The VW Polo is a small hatchback that gives buyers who want a compact but upmarket supermini a more premium alternative to the Ford Fiesta – the UK’s bestselling car. Slotting below the hugely popular VW Golf, the Polo shares its big brother’s sharp but inoffensive styling and solid interior.
With its high quality feel the Polo competes against top selling models like the Ford Fiesta and Renault Clio, but also more premium machines like the Audi A1 and Mini One along with the closely related Seat Ibiza.
Where the Polo immediately beats rivals is in 1.4 TDI 90 form is due to its combination of a highly impressive 83.1mpg claimed fuel economy figure and sprightly performance.
The Polo is VW’s second smallest hatchback and ditches the endless personalisation options found on other small cars and instead provides the impression of being a much larger car with its high quality interior and slick design. All models offer a good blend of economy and performance; even the least frugal version is claimed to be capable of 58.9mpg.
Several low-powered 1.0-litre petrol models are available, along with two turbocharged 1.2-litre petrol verisons and a 148bhp 1.4-litre turbocharged petrol. There are also two 1.4-litre BlueMotion diesel versions – one with 74bhp and the 89bhp model tested here.
As a supermini the Polo is likely to spend most of its life trundling around town, and it is very easy to drive, with an easily balanced clutch and a slick gearbox along with well-weighted pedals and direct steering.
The Polo’s 1.4 TDI 90’s engine is obviously a diesel when accelerating, but it quietens down admirably when cruising both around town and on the motorway. Despite its small size this motor offers plenty of punch, pulling strongly from low engine speeds, though it does run out of puff if you work it hard.
With quite firm suspension the Polo handles corners well, with little body roll, though the payoff is that you do feel bumps in the cabin and the car never completely isolates you from the road surface. However, responsive steering, which gives you confidence in the level of grip remaining and the slick gear change make this an enjoyable supermini to drive.
One irritation is that long gearing means that the car can struggle to negotiate tight corners in second gear, sometimes forcing you to shift down to first gear, where other models would cope in second.
The Polo has a high quality interior that doesn’t attempt to be stylish and colourful like some other small cars, but majors on clear controls and ease of use.

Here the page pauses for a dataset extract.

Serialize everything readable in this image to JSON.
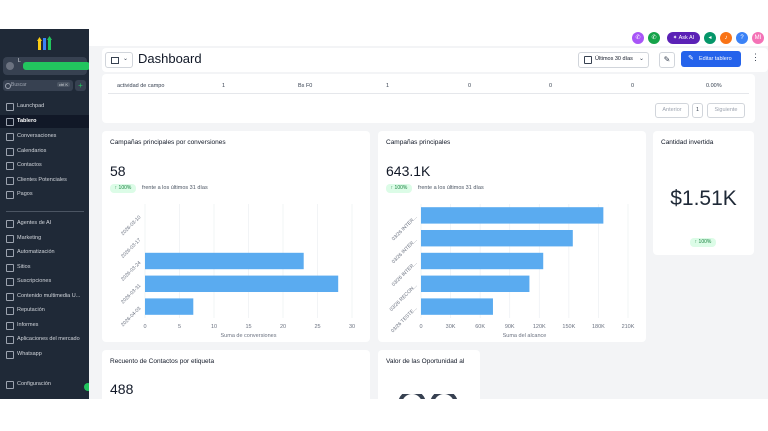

It also has a conventional handbrake, unlike many new cars that have now moved across to electric handbrake buttons, which many drivers will find more intuitive.
The car lives up to its premium billing with all the controls feeling sturdy and built to last. While most of the controls are easy to get used to, the media system does require you to predominantly use the touchscreen, which can be a distraction when driving.
Visibility is reasonable for a small hatchback, though judging where the front of the car is takes a little guesswork. Our model had front and rear parking sensors, which many drivers will find useful. With sloping rear pillars you do occasionally have to look around the front pillars when turning out of junctions too.
We found the seats comfortable, with both good back and side support. The main issue over comfort is the firm ride on the model we tested with 16-inch alloy wheels.
The car is relatively practical for a supermini, though the tallest drivers may feel cramped, as the seat doesn’t move back far enough.
Space front and rear for average height adults though, is adequate and the rear seats are comfortable. The middle seat is a little cramped with limited headroom, however, and the transmission tunnel cuts down on legroom. Move the front seats all the way back though and legroom for rear passengers is drastically reduced.
On the other hand boot size is generous. You have a useful, flat boot floor and a further sizeable storage area underneath. The car also gets a spare wheel under this too, rather than just a tyre repair kit as found in some rivals.
With cars growing significantly in size over the last few decades, the Polo supermini is all the car that many families will need – and the 1.4 TDI 90 SEL version makes a lot of sense for those who want the most economical version and a long list of standard equipment.
If you don’t need space for tall passengers there’s more than enough room inside and in the boot and the 1.4-litre diesel engine is both sprightly and economical. We found this motor more than refined in normal driving too.
However, as the 1.4 TDI 90 is only available in top-of-the-range SEL trim it’s not a cheap purchase. Drivers who don’t cover a huge amount of miles may be better off going for the £510 cheaper 1.2 TSI 110 petrol if they want a high-spec Polo.
If you don’t need or want a top-spec model though, the 1.2 TSI 90 petrol offers similar performance to the 1.4 diesel and is available from £14,210. We’d hazard a guess that the TSI 90 would be the better value option for motorists who don’t spend their days trawling up and down motorways.
Don't want to buy new? You can browse for a used Volkswagen Polo in our classifieds here.
VW Polo 1.4 TDI 90 SEL
List price: £16,750
Engine: 1.4-litre, three cylinder diesel
Top speed: 114mph
0-62mph: 10.9 seconds
Fuel economy: 70.6mpg (urban), 91.1mpg (extra-urban) 83.1mpg (combined)
Emissions: 88g/km CO2
Euro NCAP rating: Five-stars
September 12, 2014